The attack vector: A security researcher discovered that C3UK had left a database backup publicly exposed on an Amazon Web Services storage device with no password protection.
While security controls around production systems and databases are missions critical, care must also be taken when storing and transferring backups and duplicate copies of production data. Security controls must always be commensurate to the level of sensitivity of data being handled, and must travel with that data throughout its lifecycle.
ABC News: To thwart increasingly dangerous cyber criminals, law enforcement agents are working to “burn down their infrastructure” and take out the tools that allow them to carry out their devastating attacks, FBI Director Christopher Wray said.
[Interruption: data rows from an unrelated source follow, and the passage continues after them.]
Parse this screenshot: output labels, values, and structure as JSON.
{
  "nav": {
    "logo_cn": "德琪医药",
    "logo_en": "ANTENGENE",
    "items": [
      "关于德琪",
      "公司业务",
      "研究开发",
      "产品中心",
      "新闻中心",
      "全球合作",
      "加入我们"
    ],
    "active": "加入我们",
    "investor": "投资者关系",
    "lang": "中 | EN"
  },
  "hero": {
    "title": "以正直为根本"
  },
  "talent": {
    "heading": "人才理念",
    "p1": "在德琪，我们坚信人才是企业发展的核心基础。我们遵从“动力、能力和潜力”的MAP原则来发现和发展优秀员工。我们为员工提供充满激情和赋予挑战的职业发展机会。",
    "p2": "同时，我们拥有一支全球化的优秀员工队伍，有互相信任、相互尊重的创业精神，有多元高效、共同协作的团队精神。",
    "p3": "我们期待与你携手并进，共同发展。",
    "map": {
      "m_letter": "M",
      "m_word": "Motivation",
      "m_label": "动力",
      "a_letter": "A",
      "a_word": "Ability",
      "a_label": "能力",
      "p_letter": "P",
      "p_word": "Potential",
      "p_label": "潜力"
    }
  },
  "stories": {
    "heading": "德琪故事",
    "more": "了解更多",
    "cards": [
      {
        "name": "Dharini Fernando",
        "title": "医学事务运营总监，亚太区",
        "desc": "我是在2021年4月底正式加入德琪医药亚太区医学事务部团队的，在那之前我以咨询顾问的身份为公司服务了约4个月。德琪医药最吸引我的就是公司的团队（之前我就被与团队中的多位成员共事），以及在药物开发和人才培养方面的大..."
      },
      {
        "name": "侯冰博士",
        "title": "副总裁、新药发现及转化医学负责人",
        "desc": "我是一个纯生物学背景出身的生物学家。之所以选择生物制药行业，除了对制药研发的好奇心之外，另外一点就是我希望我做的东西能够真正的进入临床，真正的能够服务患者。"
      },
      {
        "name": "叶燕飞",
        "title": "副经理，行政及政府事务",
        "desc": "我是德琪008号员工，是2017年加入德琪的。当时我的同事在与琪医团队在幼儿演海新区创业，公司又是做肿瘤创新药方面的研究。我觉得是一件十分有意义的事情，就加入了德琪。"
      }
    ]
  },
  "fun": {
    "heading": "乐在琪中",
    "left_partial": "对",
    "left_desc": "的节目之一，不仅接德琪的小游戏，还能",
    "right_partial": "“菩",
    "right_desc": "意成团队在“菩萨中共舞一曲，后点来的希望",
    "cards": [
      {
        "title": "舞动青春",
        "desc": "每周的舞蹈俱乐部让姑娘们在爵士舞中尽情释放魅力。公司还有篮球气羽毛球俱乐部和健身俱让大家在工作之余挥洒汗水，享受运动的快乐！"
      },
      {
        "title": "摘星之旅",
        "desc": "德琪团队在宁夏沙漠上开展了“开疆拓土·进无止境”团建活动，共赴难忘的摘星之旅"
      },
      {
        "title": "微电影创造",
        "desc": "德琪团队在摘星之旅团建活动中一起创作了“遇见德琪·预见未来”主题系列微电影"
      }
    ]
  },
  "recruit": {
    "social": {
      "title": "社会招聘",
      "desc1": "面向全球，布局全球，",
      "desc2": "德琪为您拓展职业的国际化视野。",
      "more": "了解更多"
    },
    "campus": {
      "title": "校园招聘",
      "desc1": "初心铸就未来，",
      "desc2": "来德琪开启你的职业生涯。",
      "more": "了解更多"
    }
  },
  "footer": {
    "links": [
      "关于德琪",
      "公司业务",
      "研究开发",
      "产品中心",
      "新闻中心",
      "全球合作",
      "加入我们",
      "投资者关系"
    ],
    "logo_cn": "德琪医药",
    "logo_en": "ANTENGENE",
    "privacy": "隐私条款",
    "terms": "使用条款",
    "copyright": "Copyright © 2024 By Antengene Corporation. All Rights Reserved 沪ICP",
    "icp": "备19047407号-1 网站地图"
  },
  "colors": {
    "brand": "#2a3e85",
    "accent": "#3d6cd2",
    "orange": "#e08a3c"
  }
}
BBC: The UK watchdog said the airline's computer systems had exposed details of 111,578 UK residents and a further 9.4 million people from other countries. These included names, passport details, dates of birth, phone numbers, addresses and travel history. "Appropriate security" was not in place between October 2014 and May 2018.
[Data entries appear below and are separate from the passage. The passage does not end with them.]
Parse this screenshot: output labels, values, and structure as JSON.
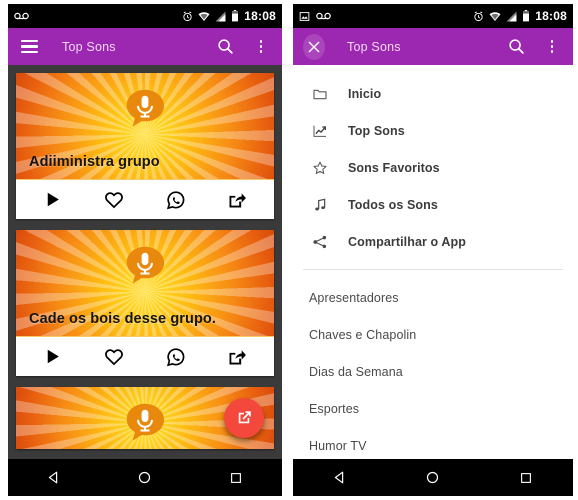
{
  "status_bar": {
    "time": "18:08",
    "left_icons_phone1": [
      "voicemail-icon"
    ],
    "left_icons_phone2": [
      "image-icon",
      "voicemail-icon"
    ],
    "right_icons": [
      "alarm-icon",
      "wifi-icon",
      "signal-icon",
      "battery-icon"
    ]
  },
  "app_bar": {
    "title": "Top Sons",
    "menu_icon": "hamburger-icon",
    "close_icon": "close-icon",
    "search_icon": "search-icon",
    "overflow_icon": "overflow-menu-icon",
    "color": "#9c27b0"
  },
  "sound_list": {
    "cards": [
      {
        "title": "Adiiministra grupo",
        "actions": [
          "play",
          "favorite",
          "whatsapp",
          "share"
        ]
      },
      {
        "title": "Cade os bois desse grupo.",
        "actions": [
          "play",
          "favorite",
          "whatsapp",
          "share"
        ]
      },
      {
        "title": "",
        "actions": []
      }
    ],
    "action_labels": {
      "play": "play-icon",
      "favorite": "heart-icon",
      "whatsapp": "whatsapp-icon",
      "share": "share-icon"
    },
    "fab": {
      "icon": "open-in-new-icon",
      "color": "#f4483c"
    }
  },
  "drawer": {
    "primary_items": [
      {
        "icon": "folder-icon",
        "label": "Inicio"
      },
      {
        "icon": "trending-up-icon",
        "label": "Top Sons"
      },
      {
        "icon": "star-outline-icon",
        "label": "Sons Favoritos"
      },
      {
        "icon": "music-note-icon",
        "label": "Todos os Sons"
      },
      {
        "icon": "share-nodes-icon",
        "label": "Compartilhar o App"
      }
    ],
    "category_items": [
      {
        "label": "Apresentadores"
      },
      {
        "label": "Chaves e Chapolin"
      },
      {
        "label": "Dias da Semana"
      },
      {
        "label": "Esportes"
      },
      {
        "label": "Humor TV"
      }
    ]
  },
  "nav_bar": {
    "back": "back-triangle-icon",
    "home": "home-circle-icon",
    "recents": "recents-square-icon"
  }
}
Bob's Guide: According to James Kemp, managing director, Association for Financial Markets in Europe (AFME), there is uncertainty over how to regulate concentration risk in a way that does not stifle innovation or eradicate smaller third-party suppliers.
Coindesk: The world of blockchain, unsurprisingly, is not exactly Joe Biden’s bailiwick. But don’t let his age fool you. He’s not blind to tech, data privacy or the thorny issues of digital misinformation. For instance, he recently called for the revoking of Section 230 (which protects companies like Facebook from liability for material published on its networks), saying Facebook “is not merely an internet company. It is propagating falsehoods they know to be false.”
Hedgeweek: DrawbridgeConnect allows customers to aggregate cybersecurity program data to drive analysis and determine program strength, remediation, and create and manage a resilient program to fulfil evolving regulatory and investor demands.
Cryptopolitan: As per the report, hackers have stolen at least 9.8 billion dollars in crypto from investors and holders. KPMG, one of the big four accounting firms, stated that it was essential for the crypto industry to improve security before it can truly grow.
Institutional Investor: Hackers this week took over the email account of Michael Rosen, chief investment officer of consulting and asset management firm Angeles Investment Advisors.